Portland, Oregon based Lunarr is launching a deceptively simple looking collaboration platform tomorrow and we've got invites for the first 200 readers who want to check it out (see bold line below). The company had a very nice launch party tonight and they give a heck of a demo - but here's what I think after using it just a bit myself.
Lunarr aims to solve two problems: version confusion and lost email conversations. The company's solution is like a wiki with site-mail, but there's a certain elegance to how it's implemented. The service has some real shortcomings, but given its Alpha state there's time for improvement. If you'd like to check it out yourself, send an email to email@example.com to request an account.
Here's how the service works. While most annotation and collaboration tools let users write on top of objects or around them via all-too-often complex asset management systems - Lunarr employs a fundamentally different metaphor. Their document-centric approach lets collaborators share a common asset like a Word doc, a live web page or even Google Apps like a spreadsheet - and "write" on the "back" of each asset using what's essentially a focused, personal webmail client. One click on a tab flips the view to the metaphorical back of an asset where messages are sent and received between users concerning just that single asset itself.
Cofounder Hideshi Hamaguchi, who probably has a career as a poet in his future if this doesn't work out, says that Lunarr leverages the creative tension between structure and chaos. In that mental place, Hamaguchi says, we just may find more time for creativity in our work. I buy that.
Now to some of the problems.
I can imagine investing some time into learning to use Lunarr right away, but will hold off on doing anything serious with it for now. I look forward to using the service to share notes about company pitch emails, for example, with teammates here at Read/WriteWeb.
There's quite a number of issues with the service at launch. There's no data export option. It doesn't publish RSS feeds, much less take them in. Notification in general needs a lot of improvement. It doesn't handle Word documents other than as a link to a download - you are supposed to compose original text in Lunarr and then copy and paste elsewhere! It does handle live web pages well. Site navigation on Lunarr itself is confusing - it's an entirely AJAX site for one thing so don't hit delete at the wrong time or you'll be logged out. Site navigation is not at all intuitive - other than the elegant flip to the back of a document. The interface is sparse, but the few decisions it does make don't accurately predict the questions my eye and hand ask it.
There doesn't appear to be any parsing of the content you're collaborating about - a lost opportunity. In that I wish it was more like the Austrian tool SystemOne, which dynamically recommends document pages, posts in your OPML file and other resources from around the web - in real time as you type up a document.
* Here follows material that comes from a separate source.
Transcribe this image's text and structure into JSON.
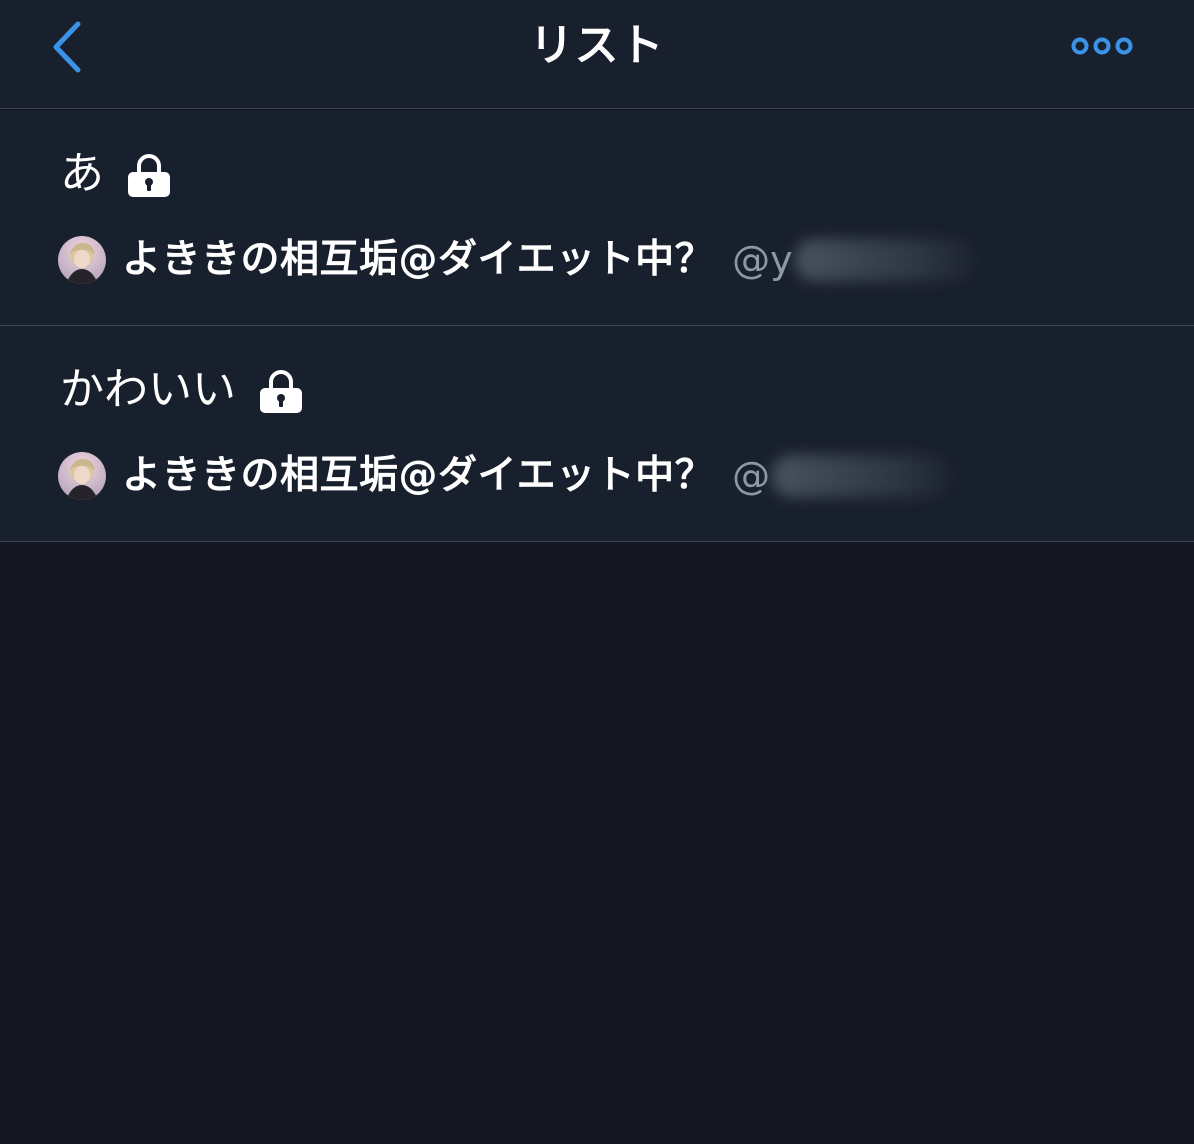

Lunarr doesn't do anything with my content but let me write on the back of it.. That could be solved by integrating this company into another one, but you've got to wonder how much barrier to entry there is around Lunarr's technology.
The world does need more and better online collaboration tools, I agree with the company on that. I think they've also taken some great steps toward solving the problem of random email threads all over your inbox. Version confusion can be solved by any wiki or similar service, but wikis are scary for many people and Lunarr looks friendly.
Lunarr says that someday it will license its technology, but the company is very well funded via the previous success of the founders and I'm sure they envision an acquisition well before licensing starts. That could happen.
I've got high hopes for this company. The core metaphor is very pleasing and Toru Takasuka and Hideshi Hamaguchi, the two Japanese transplants who founded the company, are remarkably dynamic. I want it to work. Rafe Needleman generously says Lunarr is "not quite ready for prime time." Tom Foremski says, "Lunarr is completely fascinating and I meet maybe 2 to 3 companies per year that fall into this category." I agree with both.